Commodity currency refers to the physical commodity that has value in itself. Its commodity value is equal to the currency value and can be used as a medium of exchange.
Commodity currencies are currencies with physical backing, such as gold and silver, and currencies under the gold standard, such as the U.S. dollar under the Bretton Woods system.
It’ s is another type of currency other than fiat currency, and currency also has its inherent fundamental value outside the guarantee of the government.
Commodity currencies move in relation to global price movements of major commodities as certain countries rely on the export of raw materials for their incomes.
Commodities include minerals such as copper, iron ore and coal, energy products such as oil and natural gas, precious metals, and dairy products such as milk.
Commodity currencies mainly exist in countries such as Australia, New Zealand, Brazil, South Africa and Russia, whose economic performance is closely related to commodity exports.
The Major Commodity Currencies
The top three commodity currencies with the highest correlation to commodities and the most widely traded are CAD, AUD and NZD.
The yen is also considered a commodity currency.
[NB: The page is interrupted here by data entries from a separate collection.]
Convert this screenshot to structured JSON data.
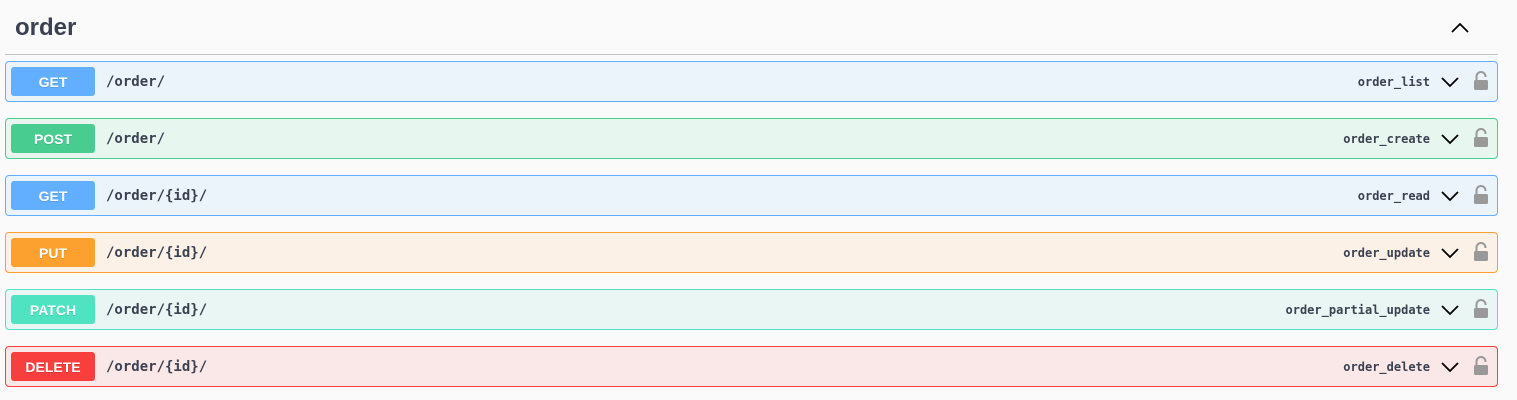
{
  "tag": {
    "title": "order",
    "collapse_icon": "chevron-up-icon"
  },
  "operations": [
    {
      "method": "GET",
      "path": "/order/",
      "operation_id": "order_list",
      "method_color": "#61affe",
      "bg_color": "#ebf3fb",
      "border_color": "#61affe"
    },
    {
      "method": "POST",
      "path": "/order/",
      "operation_id": "order_create",
      "method_color": "#49cc90",
      "bg_color": "#e8f6f0",
      "border_color": "#49cc90"
    },
    {
      "method": "GET",
      "path": "/order/{id}/",
      "operation_id": "order_read",
      "method_color": "#61affe",
      "bg_color": "#ebf3fb",
      "border_color": "#61affe"
    },
    {
      "method": "PUT",
      "path": "/order/{id}/",
      "operation_id": "order_update",
      "method_color": "#fca130",
      "bg_color": "#fbf1e6",
      "border_color": "#fca130"
    },
    {
      "method": "PATCH",
      "path": "/order/{id}/",
      "operation_id": "order_partial_update",
      "method_color": "#50e3c2",
      "bg_color": "#e9f6f3",
      "border_color": "#50e3c2"
    },
    {
      "method": "DELETE",
      "path": "/order/{id}/",
      "operation_id": "order_delete",
      "method_color": "#f93e3e",
      "bg_color": "#fae7e7",
      "border_color": "#f93e3e"
    }
  ],
  "icons": {
    "expand": "chevron-down-icon",
    "auth": "lock-icon"
  }
}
In order to meet the domestic nuclear power capacity, Japan needs to import a large amount of crude oil. Therefore, the yen will be affected by changes in oil prices.
In addition to these three common currencies, the South African Rand and the Norwegian Krone are also habitually called commodity currencies.
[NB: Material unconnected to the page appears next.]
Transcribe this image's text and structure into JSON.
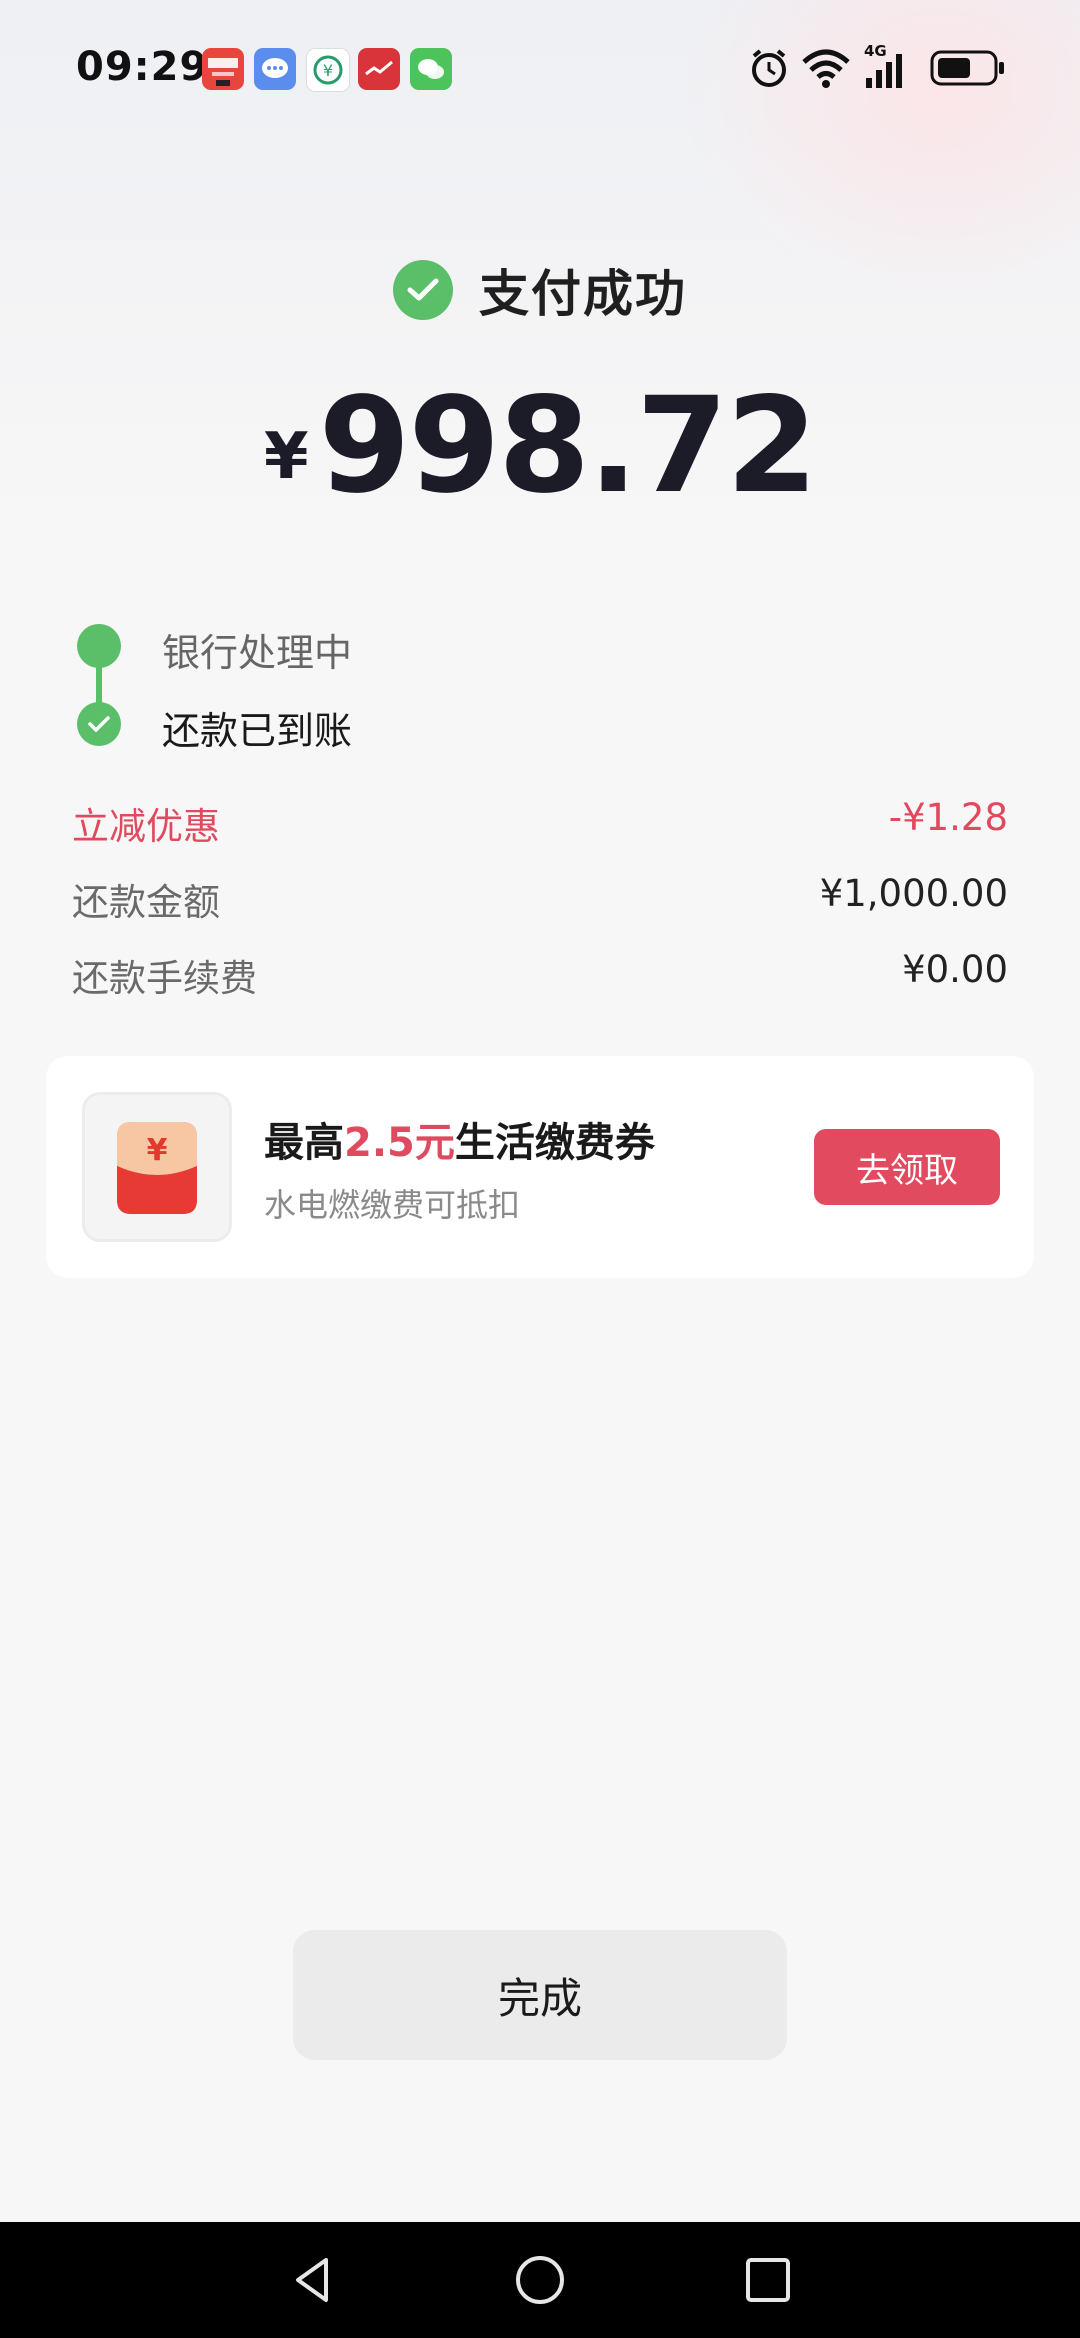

The main features of commodity currencies are high interest rates, a high proportion of exports to GDP, major producers and exporters of an important primary product, currency exchange rates that move in the same direction as a commodity (or gold price), and so on.
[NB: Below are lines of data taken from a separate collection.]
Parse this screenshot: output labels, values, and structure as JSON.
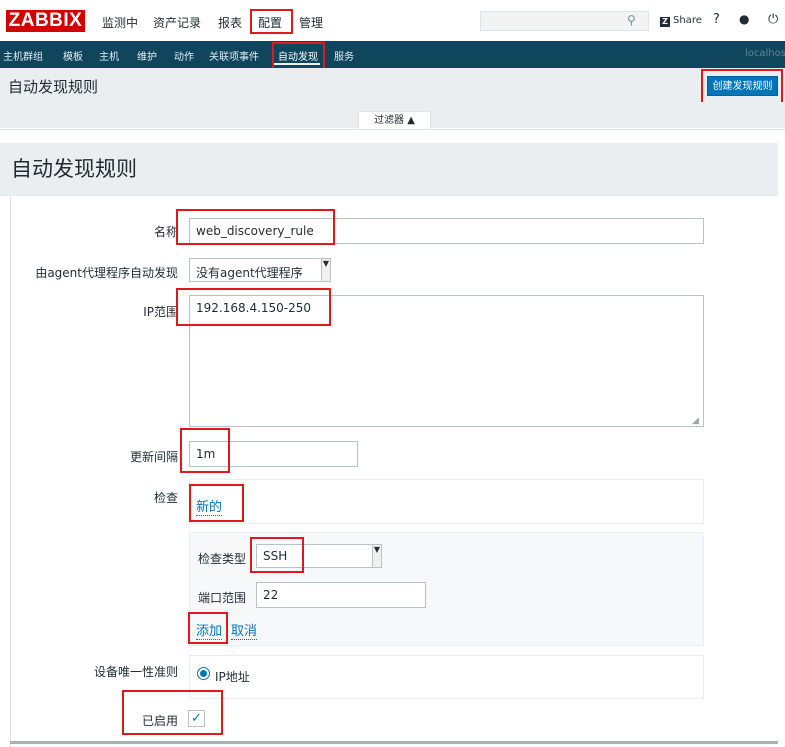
{
  "header": {
    "logo": "ZABBIX",
    "menu": [
      "监测中",
      "资产记录",
      "报表",
      "配置",
      "管理"
    ],
    "share_label": "Share",
    "share_box": "Z",
    "help": "?",
    "user_icon": " •",
    "power_icon": "⏻"
  },
  "subnav": {
    "items": [
      "主机群组",
      "模板",
      "主机",
      "维护",
      "动作",
      "关联项事件",
      "自动发现",
      "服务"
    ],
    "host": "localhos"
  },
  "page": {
    "title": "自动发现规则",
    "create_button": "创建发现规则",
    "filter_tab": "过滤器 ▲"
  },
  "form": {
    "title": "自动发现规则",
    "name_label": "名称",
    "name_value": "web_discovery_rule",
    "proxy_label": "由agent代理程序自动发现",
    "proxy_value": "没有agent代理程序",
    "ip_label": "IP范围",
    "ip_value": "192.168.4.150-250",
    "interval_label": "更新间隔",
    "interval_value": "1m",
    "checks_label": "检查",
    "checks_new": "新的",
    "check_type_label": "检查类型",
    "check_type_value": "SSH",
    "port_label": "端口范围",
    "port_value": "22",
    "add_link": "添加",
    "cancel_link": "取消",
    "uniq_label": "设备唯一性准则",
    "uniq_option": "IP地址",
    "enabled_label": "已启用",
    "enabled_mark": "✓"
  },
  "colors": {
    "logo": "#d40000",
    "subnav": "#0f455d",
    "accent": "#0275b8",
    "highlight": "#e0191f"
  }
}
For example, Australia and New Zealand are rich in coal, iron ore, copper, aluminum, wool and other industrial products and cotton textiles. Therefore, Australia has an absolute advantage and a dominant position in the international trade of these products.
The prices of these products in the international market are basically denominated in US dollars. Therefore, the rise in the prices of these commodities is not only conducive to the economic growth of the region, but also to the rise of the local currency exchange rate.
At the end of last year, gold, oil prices and agricultural products rose sharply, and the international commodity futures price index (CRB) also rose to a five-year high, pushing up the exchange rates of the Australian dollar and New Zealand dollar.
Statistics and graphs show that world commodity prices have a strong positive correlation with the movements of the Australian dollar and New Zealand dollar exchange rates. Although Australia and New Zealand are not important producers and exporters of gold, the positive correlation between the currency exchange rate of the two countries and the price of gold is obvious.